He said the city is required to maintain a certain standard within the police and fire departments as well as several other departments. He said council – and the citizens – must make some choices about city services.

"I think the general public thinks the town is always going to go on, and I’m sure it will," he said. "But, to what magnitude will it go on. That’s what needs to be addressed."

Council chairman Jim Tordiff said providing residents with budget facts will better prepare voters if a temporary fee or tax issue appears on March ballots.

"I think it’s obvious to anyone that if the money coming in is not greater than or equal to money going out, changes will have to be made," he said. "I don’t think it would be fair to the citizens to just wake up one morning and read in the paper that their city services were going to be cut without first being given a chance to provide input."

He said one solution may be a temporary revenue increase.

Ulery said a maintenance fee might be a fair solution.

"I don’t pay income tax anymore because I’m retired," Ulery said. "It may be such a thing as let the people vote on an income tax, but that may not help much because of people like me. Just in my neighborhood, there is only one individual that is not retired. If we assess a maintenance fee, everyone chips in. I definitely think the public needs to discuss it with us."

Tordiff said public input will take place in the near future.

"It’s not that we’re any more intelligent than anyone else because we’re not," Tordiff said. "Right now, we just have the facts and we want to share those facts with the public."

He said several public officials, small business owners and various other citizens will soon be asked to join a committee, which will be educated on the budget and be responsible for holding several public meetings on the matter.

"The committee list will be finalized in the near future," he said. "We’re not trying to avoid this and we are trying to get this situation out of the red, but there are other actions we must take to do that."

Councilman Jesse Roberts said the issue needs to be placed on the forefront in the near future.

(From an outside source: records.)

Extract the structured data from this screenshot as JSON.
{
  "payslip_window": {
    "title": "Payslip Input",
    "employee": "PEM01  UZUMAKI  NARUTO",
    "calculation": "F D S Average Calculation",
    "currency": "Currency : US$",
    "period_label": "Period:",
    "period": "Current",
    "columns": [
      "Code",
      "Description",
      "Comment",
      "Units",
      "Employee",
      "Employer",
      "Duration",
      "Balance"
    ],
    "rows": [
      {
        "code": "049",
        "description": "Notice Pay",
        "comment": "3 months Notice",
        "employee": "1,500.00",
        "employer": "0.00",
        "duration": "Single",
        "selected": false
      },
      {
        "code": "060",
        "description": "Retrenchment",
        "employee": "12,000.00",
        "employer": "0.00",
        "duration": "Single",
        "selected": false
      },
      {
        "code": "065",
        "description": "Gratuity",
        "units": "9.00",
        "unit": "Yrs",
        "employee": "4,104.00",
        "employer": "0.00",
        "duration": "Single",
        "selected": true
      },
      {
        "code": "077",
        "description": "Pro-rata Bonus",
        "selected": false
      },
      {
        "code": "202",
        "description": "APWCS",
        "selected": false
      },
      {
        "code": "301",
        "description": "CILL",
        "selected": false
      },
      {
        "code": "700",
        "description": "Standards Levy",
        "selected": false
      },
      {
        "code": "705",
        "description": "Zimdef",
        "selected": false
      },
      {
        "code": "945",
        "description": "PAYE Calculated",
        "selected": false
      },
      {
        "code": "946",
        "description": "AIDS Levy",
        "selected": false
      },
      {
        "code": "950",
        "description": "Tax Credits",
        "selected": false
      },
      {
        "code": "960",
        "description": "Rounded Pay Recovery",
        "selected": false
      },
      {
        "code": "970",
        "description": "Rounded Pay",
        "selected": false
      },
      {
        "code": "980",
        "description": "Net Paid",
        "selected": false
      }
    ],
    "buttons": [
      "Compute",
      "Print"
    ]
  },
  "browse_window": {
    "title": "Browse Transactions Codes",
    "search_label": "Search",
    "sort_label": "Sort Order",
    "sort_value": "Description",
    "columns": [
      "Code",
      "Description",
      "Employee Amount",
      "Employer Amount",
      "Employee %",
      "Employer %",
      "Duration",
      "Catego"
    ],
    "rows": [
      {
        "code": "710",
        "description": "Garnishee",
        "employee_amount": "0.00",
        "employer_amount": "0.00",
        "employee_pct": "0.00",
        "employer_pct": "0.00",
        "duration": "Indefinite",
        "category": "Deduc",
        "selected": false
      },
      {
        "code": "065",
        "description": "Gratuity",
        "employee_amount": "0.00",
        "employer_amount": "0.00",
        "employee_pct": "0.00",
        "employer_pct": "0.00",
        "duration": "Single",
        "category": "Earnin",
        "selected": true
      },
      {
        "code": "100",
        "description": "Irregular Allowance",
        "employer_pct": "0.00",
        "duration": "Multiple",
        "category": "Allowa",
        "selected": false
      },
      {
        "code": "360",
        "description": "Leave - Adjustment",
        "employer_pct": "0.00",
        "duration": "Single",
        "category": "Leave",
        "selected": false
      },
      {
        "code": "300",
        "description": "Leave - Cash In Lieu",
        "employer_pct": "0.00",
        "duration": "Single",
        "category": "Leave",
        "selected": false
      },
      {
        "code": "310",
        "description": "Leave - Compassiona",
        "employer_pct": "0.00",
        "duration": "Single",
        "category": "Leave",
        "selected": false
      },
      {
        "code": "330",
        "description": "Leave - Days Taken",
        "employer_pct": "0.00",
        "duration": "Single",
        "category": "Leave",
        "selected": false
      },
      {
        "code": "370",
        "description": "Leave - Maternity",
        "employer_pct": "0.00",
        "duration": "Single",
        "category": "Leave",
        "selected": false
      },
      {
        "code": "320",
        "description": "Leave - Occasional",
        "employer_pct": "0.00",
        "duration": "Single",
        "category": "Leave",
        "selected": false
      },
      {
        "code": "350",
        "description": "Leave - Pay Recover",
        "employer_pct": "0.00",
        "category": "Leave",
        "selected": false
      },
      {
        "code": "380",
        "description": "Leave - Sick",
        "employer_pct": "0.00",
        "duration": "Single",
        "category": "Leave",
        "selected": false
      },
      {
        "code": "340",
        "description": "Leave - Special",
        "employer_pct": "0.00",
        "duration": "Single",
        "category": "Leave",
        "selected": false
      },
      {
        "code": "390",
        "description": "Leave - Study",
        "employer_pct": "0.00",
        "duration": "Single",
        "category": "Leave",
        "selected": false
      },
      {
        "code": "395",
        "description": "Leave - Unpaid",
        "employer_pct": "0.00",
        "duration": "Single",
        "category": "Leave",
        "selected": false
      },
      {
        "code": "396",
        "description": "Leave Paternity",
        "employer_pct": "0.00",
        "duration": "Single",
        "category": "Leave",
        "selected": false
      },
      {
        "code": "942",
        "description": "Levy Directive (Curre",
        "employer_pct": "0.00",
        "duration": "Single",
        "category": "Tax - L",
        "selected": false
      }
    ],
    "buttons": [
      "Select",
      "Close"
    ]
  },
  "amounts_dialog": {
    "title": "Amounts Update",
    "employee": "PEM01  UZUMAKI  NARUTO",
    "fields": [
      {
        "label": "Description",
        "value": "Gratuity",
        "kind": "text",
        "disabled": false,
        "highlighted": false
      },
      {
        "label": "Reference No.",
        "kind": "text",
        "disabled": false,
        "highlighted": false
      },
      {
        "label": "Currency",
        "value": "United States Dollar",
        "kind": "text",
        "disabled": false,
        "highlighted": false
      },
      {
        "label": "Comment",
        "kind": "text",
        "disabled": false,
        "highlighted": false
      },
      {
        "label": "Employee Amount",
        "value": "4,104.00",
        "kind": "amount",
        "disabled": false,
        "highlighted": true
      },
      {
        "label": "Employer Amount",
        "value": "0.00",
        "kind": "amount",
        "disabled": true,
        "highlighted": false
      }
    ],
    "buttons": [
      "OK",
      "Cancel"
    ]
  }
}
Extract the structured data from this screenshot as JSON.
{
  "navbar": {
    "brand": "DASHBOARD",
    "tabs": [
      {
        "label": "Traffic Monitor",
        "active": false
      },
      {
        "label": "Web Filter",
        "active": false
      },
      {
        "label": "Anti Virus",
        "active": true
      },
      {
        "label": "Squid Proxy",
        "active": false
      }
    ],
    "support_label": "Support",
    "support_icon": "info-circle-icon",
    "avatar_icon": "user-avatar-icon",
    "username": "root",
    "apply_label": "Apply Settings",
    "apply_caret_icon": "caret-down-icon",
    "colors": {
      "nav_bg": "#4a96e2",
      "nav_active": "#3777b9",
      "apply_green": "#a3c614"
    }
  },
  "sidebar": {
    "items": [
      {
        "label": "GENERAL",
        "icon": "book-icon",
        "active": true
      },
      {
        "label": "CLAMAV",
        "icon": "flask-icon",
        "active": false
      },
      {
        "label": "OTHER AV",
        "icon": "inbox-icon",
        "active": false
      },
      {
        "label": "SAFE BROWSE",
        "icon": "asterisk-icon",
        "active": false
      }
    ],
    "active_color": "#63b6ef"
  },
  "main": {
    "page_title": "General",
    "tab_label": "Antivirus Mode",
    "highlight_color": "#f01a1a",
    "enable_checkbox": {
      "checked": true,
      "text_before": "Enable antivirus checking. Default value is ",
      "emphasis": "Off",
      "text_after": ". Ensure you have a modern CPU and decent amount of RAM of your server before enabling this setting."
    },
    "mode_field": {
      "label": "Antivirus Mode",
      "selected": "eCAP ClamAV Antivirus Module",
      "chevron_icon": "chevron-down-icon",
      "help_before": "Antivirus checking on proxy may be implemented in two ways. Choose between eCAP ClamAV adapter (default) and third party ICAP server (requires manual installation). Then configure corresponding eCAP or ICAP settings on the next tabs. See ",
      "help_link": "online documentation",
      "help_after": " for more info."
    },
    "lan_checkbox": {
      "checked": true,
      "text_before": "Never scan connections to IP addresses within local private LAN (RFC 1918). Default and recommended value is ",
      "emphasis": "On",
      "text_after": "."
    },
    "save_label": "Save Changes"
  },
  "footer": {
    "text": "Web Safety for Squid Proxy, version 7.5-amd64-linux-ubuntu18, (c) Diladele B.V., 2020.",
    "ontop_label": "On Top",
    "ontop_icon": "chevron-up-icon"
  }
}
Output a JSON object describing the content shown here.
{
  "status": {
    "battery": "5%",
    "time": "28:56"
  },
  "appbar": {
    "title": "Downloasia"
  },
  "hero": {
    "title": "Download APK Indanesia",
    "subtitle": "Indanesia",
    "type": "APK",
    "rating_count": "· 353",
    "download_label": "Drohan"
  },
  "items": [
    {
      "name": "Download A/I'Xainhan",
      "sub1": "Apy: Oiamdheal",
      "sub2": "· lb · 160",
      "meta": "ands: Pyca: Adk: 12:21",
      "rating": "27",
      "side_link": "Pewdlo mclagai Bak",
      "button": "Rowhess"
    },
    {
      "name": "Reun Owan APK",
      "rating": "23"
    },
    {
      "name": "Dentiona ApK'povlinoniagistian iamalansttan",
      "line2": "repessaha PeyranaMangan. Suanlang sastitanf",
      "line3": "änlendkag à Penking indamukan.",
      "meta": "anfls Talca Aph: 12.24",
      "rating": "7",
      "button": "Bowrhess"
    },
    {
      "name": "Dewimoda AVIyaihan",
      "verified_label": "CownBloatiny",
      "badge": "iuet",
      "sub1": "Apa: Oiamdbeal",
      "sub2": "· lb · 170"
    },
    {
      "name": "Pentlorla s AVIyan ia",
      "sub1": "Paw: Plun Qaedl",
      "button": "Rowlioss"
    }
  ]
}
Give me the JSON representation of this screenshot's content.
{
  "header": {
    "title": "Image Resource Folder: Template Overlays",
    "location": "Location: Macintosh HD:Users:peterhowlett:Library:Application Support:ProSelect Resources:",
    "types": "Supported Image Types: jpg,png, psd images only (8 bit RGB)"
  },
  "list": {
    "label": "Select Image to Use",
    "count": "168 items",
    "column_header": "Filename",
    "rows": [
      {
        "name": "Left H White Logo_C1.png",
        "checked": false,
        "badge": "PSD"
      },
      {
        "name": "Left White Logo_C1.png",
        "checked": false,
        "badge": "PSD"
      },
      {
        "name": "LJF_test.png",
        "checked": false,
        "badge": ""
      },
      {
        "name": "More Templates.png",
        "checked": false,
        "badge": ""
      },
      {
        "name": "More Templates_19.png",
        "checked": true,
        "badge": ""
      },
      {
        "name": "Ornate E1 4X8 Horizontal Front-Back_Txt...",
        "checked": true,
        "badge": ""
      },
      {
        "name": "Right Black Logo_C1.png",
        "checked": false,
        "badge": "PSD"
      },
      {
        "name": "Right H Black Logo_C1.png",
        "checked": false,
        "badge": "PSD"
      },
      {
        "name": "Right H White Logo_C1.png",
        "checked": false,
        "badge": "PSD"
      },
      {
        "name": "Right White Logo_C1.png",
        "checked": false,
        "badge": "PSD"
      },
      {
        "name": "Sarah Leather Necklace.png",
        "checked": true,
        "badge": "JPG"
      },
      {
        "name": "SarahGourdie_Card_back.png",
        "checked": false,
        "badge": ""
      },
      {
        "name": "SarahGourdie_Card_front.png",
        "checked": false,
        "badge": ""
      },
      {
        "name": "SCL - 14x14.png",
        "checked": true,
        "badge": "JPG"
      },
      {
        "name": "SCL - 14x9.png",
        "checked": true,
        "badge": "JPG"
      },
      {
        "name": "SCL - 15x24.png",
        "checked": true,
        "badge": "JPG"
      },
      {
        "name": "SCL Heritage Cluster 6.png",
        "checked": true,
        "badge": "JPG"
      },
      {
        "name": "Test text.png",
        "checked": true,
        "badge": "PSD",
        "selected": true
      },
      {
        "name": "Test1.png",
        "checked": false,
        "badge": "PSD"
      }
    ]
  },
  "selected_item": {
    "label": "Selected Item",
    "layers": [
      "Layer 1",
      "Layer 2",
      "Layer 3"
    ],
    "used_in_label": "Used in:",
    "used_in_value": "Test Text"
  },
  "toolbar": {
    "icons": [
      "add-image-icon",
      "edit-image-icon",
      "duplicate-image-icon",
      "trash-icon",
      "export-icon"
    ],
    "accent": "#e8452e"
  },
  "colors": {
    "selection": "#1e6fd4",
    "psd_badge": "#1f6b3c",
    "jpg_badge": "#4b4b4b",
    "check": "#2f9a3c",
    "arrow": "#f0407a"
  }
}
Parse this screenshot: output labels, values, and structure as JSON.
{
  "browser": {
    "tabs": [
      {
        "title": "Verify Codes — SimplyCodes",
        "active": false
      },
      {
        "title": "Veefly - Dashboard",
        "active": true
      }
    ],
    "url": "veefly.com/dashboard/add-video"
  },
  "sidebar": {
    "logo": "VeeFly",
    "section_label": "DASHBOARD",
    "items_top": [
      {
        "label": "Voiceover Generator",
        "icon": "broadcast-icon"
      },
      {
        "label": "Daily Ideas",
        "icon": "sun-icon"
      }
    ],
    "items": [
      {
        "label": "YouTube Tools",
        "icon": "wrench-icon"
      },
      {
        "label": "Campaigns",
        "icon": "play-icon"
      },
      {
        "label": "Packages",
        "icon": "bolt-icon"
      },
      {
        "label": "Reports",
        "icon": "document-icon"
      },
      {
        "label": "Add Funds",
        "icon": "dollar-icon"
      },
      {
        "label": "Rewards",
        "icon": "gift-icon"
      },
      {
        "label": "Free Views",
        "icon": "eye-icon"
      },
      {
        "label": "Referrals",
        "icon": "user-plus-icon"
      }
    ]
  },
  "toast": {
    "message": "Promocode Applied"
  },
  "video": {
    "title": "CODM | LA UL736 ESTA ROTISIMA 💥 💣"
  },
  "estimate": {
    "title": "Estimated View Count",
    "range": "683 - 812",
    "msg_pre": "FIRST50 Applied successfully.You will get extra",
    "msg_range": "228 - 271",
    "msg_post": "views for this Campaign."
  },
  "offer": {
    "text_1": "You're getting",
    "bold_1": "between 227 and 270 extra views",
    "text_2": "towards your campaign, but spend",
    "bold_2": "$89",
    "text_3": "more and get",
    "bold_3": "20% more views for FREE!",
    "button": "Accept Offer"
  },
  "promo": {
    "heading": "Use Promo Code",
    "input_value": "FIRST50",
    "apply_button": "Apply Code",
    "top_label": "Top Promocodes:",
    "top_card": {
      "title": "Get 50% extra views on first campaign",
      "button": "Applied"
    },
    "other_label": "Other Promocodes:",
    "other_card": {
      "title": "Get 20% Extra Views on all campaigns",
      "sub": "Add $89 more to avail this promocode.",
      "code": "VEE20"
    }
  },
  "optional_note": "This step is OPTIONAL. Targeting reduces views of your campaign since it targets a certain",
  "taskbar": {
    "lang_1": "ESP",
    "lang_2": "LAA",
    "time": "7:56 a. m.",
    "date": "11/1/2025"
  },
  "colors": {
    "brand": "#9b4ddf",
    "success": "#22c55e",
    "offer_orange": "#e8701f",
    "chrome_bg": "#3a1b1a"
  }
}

"Right now, we’re living on carry-over balances and the sale of assets, but we’re not going to have that next year," he said. "During these meetings, I think we have to address concerns that are imminent. I think current expenses and the city’s monetary problems need to be addressed. If the people want to maintain the same level of service we have now, then there are several issues they need to consider."